Though I am free and belong to no one, I have made myself a slave to everyone, to win as many as possible. 1Corinthians 9:19
I have this growing sense that I don’t like people nearly as much as I should. More to the point, I don’t love people as much as I should. I realize this when I read things like Paul’s words to the Corinthian church.
I have trouble making myself a slave to select people, let alone everyone! It isn’t that I dislike people, it’s just that I like being free, I like—as Paul says—belonging to no one. Actually, I am more than willing to serve people I love or people I like. I am happy to do nice or helpful things for people I’ve deemed important or valuable to me. But to become a slave—even of these people I like—is difficult. But Paul just opens it up to everyone!
Paul’s motivation is the key. He’s not serving because he likes to be a slave. He’s not just good at taking care of other people. No, the reality is that Paul is driven; driven by his love for people. A love that wants nothing more than to see others “won” for the Gospel. To see them come to know and follow Jesus. Paul loves people deeply.
And he’s not done with statements that challenge me. The next few sentences just invite me deeper.
To the Jews I became like a Jew, to win the Jews. To those under the law I became like one under the law (though I myself am not under the law), so as to win those under the law. To those not having the law I became like one not having the law (though I am not free from God’s law but am under Christ’s law), so as to win those not having the law. To the weak I became weak, to win the weak. I have become all things to all people so that by all possible means I might save some. I do all this for the sake of the gospel, that I may share in its blessings. 1 Corinthians 9:20-23
In recent months I have found myself in circumstances with people who don’t necessarily think exactly like I do. They are genuinely great and wonderful people, but some of their ways of thinking are different from mine. What I’ve realized is that my tendency—my preference—is to surround myself with people very much like me; people who think like me and see things as I do; people who tend to affirm what I already believe. I don’t go out of my way to interact with people who are different from me.
My natural reaction, when confronted with people different from me, is that I want them to see how my way is better, how my opinion is what theirs should be. I want to convince them I’m right. All this does is hide from us the beauty of the person. It mkes them something to be conquered, something to serve us rather than us serving them.
That’s not what Paul does. He sees the differences in others and instead of avoiding those differences or seeing them as an affront he finds ways to connect, to come to common ground with them. He looks to build relationships with them. Paul adjusts himself—his way of thinking and interacting—to relate to those he is encountering. It’s not about Paul being fake, or other than who he really is, but it’s about going out of his way to serve and connect with others. Why? To show people a love that will lead them to Jesus. That’s loving people the way Jesus did.

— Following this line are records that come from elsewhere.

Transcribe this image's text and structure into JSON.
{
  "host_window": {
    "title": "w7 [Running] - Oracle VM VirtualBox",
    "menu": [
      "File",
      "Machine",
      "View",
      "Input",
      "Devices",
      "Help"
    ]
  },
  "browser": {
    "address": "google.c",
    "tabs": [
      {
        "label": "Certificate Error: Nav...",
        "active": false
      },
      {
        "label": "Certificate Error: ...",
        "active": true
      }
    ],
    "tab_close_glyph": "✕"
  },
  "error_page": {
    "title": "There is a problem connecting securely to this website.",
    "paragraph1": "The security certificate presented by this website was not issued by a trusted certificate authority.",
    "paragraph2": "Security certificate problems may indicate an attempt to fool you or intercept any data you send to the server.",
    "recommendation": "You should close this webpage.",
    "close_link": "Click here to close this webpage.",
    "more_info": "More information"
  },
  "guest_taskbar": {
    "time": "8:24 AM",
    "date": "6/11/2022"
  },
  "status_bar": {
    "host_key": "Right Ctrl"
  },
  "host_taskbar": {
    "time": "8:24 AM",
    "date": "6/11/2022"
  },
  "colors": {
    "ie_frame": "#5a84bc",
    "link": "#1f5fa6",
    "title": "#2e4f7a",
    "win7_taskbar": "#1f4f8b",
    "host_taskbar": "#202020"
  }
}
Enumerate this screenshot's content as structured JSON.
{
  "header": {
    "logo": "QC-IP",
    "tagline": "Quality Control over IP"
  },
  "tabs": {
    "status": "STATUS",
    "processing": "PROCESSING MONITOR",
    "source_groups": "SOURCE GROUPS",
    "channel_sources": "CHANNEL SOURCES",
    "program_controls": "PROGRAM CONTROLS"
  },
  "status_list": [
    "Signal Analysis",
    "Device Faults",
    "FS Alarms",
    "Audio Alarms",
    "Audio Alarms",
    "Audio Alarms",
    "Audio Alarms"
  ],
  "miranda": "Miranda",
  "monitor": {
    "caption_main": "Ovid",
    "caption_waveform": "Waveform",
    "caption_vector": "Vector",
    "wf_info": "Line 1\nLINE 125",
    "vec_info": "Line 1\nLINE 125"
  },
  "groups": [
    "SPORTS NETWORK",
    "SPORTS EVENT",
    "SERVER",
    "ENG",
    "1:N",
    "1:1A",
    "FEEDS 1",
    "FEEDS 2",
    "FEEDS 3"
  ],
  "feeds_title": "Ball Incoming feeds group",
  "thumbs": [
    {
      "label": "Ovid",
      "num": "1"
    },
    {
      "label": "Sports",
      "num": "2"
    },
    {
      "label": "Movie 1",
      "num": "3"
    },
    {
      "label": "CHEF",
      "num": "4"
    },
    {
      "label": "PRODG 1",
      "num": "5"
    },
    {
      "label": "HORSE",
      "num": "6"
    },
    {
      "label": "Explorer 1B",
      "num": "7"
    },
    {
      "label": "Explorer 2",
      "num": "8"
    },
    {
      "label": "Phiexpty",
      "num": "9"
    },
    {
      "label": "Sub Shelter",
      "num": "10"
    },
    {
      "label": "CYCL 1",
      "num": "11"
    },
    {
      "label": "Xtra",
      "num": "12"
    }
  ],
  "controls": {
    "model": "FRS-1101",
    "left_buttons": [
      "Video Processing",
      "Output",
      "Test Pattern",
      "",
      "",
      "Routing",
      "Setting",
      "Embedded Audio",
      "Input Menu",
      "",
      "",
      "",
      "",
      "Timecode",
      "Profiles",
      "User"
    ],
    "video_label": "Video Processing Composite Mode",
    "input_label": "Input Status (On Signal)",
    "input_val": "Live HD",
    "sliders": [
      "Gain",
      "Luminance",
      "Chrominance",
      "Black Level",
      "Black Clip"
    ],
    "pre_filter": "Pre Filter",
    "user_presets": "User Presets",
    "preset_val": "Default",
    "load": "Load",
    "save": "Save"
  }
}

Who would God have me become a slave of? Who would he have me love this much? What would it look like to engage people as Paul did, always looking for the common ground, always seeking to love them so much they can’t help but see Jesus?
These are the questions Paul—or rather the Spirit—confronts me with today.